##### DATASET RECORDS
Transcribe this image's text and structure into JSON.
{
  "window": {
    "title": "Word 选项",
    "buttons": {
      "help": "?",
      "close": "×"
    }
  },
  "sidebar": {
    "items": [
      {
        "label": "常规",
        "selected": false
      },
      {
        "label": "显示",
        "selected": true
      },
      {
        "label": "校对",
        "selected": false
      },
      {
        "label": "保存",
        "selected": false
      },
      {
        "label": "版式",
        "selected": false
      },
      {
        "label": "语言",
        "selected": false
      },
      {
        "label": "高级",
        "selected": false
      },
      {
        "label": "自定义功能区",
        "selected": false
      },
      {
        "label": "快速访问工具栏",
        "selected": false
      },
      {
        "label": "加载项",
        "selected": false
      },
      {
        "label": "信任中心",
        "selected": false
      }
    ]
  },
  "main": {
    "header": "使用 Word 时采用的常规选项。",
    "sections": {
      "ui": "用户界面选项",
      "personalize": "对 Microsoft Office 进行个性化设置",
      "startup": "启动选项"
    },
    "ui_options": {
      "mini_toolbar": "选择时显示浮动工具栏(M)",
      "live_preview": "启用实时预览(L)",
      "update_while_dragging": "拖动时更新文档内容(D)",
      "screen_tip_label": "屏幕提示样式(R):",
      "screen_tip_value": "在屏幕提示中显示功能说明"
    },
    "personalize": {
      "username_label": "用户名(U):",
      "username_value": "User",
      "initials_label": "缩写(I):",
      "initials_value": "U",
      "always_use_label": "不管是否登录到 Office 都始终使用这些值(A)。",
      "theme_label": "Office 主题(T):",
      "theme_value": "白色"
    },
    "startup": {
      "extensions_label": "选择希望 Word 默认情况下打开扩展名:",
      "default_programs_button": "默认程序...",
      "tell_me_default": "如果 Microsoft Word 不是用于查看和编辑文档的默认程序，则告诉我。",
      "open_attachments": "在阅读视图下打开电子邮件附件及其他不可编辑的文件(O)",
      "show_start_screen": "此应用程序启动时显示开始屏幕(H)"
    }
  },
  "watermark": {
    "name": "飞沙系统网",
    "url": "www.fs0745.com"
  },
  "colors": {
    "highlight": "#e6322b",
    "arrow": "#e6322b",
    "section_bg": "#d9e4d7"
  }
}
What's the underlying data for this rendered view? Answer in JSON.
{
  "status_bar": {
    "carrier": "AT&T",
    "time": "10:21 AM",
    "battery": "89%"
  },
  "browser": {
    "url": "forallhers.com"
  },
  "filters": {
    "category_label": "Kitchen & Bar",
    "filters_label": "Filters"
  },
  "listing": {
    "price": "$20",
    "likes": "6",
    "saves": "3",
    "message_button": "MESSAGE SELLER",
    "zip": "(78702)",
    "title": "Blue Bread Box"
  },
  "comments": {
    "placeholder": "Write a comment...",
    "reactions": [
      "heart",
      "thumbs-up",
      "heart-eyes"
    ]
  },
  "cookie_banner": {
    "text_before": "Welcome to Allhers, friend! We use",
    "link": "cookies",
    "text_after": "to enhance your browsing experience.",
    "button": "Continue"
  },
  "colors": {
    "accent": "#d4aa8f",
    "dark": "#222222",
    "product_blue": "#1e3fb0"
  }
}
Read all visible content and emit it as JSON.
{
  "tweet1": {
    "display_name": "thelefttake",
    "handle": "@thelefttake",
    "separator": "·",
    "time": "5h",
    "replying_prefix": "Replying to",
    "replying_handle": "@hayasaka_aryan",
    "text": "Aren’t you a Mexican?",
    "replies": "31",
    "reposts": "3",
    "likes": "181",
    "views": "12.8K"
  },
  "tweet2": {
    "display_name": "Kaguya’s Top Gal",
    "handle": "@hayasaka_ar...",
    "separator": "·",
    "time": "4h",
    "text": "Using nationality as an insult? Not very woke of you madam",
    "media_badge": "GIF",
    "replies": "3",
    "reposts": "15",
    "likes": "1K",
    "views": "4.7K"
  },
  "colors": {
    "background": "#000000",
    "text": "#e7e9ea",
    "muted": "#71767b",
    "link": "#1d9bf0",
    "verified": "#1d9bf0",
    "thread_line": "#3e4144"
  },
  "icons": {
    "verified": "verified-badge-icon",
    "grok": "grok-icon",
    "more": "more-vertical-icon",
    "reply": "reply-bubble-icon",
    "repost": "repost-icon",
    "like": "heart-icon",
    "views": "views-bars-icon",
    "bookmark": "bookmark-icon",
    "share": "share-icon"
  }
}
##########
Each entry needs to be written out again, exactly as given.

■ **REPLY**:
Transcribe this image's text and structure into JSON.
{
  "window": {
    "title": "Word 选项",
    "buttons": {
      "help": "?",
      "close": "×"
    }
  },
  "sidebar": {
    "items": [
      {
        "label": "常规",
        "selected": false
      },
      {
        "label": "显示",
        "selected": true
      },
      {
        "label": "校对",
        "selected": false
      },
      {
        "label": "保存",
        "selected": false
      },
      {
        "label": "版式",
        "selected": false
      },
      {
        "label": "语言",
        "selected": false
      },
      {
        "label": "高级",
        "selected": false
      },
      {
        "label": "自定义功能区",
        "selected": false
      },
      {
        "label": "快速访问工具栏",
        "selected": false
      },
      {
        "label": "加载项",
        "selected": false
      },
      {
        "label": "信任中心",
        "selected": false
      }
    ]
  },
  "main": {
    "header": "使用 Word 时采用的常规选项。",
    "sections": {
      "ui": "用户界面选项",
      "personalize": "对 Microsoft Office 进行个性化设置",
      "startup": "启动选项"
    },
    "ui_options": {
      "mini_toolbar": "选择时显示浮动工具栏(M)",
      "live_preview": "启用实时预览(L)",
      "update_while_dragging": "拖动时更新文档内容(D)",
      "screen_tip_label": "屏幕提示样式(R):",
      "screen_tip_value": "在屏幕提示中显示功能说明"
    },
    "personalize": {
      "username_label": "用户名(U):",
      "username_value": "User",
      "initials_label": "缩写(I):",
      "initials_value": "U",
      "always_use_label": "不管是否登录到 Office 都始终使用这些值(A)。",
      "theme_label": "Office 主题(T):",
      "theme_value": "白色"
    },
    "startup": {
      "extensions_label": "选择希望 Word 默认情况下打开扩展名:",
      "default_programs_button": "默认程序...",
      "tell_me_default": "如果 Microsoft Word 不是用于查看和编辑文档的默认程序，则告诉我。",
      "open_attachments": "在阅读视图下打开电子邮件附件及其他不可编辑的文件(O)",
      "show_start_screen": "此应用程序启动时显示开始屏幕(H)"
    }
  },
  "watermark": {
    "name": "飞沙系统网",
    "url": "www.fs0745.com"
  },
  "colors": {
    "highlight": "#e6322b",
    "arrow": "#e6322b",
    "section_bg": "#d9e4d7"
  }
}
What's the underlying data for this rendered view? Answer in JSON.
{
  "status_bar": {
    "carrier": "AT&T",
    "time": "10:21 AM",
    "battery": "89%"
  },
  "browser": {
    "url": "forallhers.com"
  },
  "filters": {
    "category_label": "Kitchen & Bar",
    "filters_label": "Filters"
  },
  "listing": {
    "price": "$20",
    "likes": "6",
    "saves": "3",
    "message_button": "MESSAGE SELLER",
    "zip": "(78702)",
    "title": "Blue Bread Box"
  },
  "comments": {
    "placeholder": "Write a comment...",
    "reactions": [
      "heart",
      "thumbs-up",
      "heart-eyes"
    ]
  },
  "cookie_banner": {
    "text_before": "Welcome to Allhers, friend! We use",
    "link": "cookies",
    "text_after": "to enhance your browsing experience.",
    "button": "Continue"
  },
  "colors": {
    "accent": "#d4aa8f",
    "dark": "#222222",
    "product_blue": "#1e3fb0"
  }
}
Read all visible content and emit it as JSON.
{
  "tweet1": {
    "display_name": "thelefttake",
    "handle": "@thelefttake",
    "separator": "·",
    "time": "5h",
    "replying_prefix": "Replying to",
    "replying_handle": "@hayasaka_aryan",
    "text": "Aren’t you a Mexican?",
    "replies": "31",
    "reposts": "3",
    "likes": "181",
    "views": "12.8K"
  },
  "tweet2": {
    "display_name": "Kaguya’s Top Gal",
    "handle": "@hayasaka_ar...",
    "separator": "·",
    "time": "4h",
    "text": "Using nationality as an insult? Not very woke of you madam",
    "media_badge": "GIF",
    "replies": "3",
    "reposts": "15",
    "likes": "1K",
    "views": "4.7K"
  },
  "colors": {
    "background": "#000000",
    "text": "#e7e9ea",
    "muted": "#71767b",
    "link": "#1d9bf0",
    "verified": "#1d9bf0",
    "thread_line": "#3e4144"
  },
  "icons": {
    "verified": "verified-badge-icon",
    "grok": "grok-icon",
    "more": "more-vertical-icon",
    "reply": "reply-bubble-icon",
    "repost": "repost-icon",
    "like": "heart-icon",
    "views": "views-bars-icon",
    "bookmark": "bookmark-icon",
    "share": "share-icon"
  }
}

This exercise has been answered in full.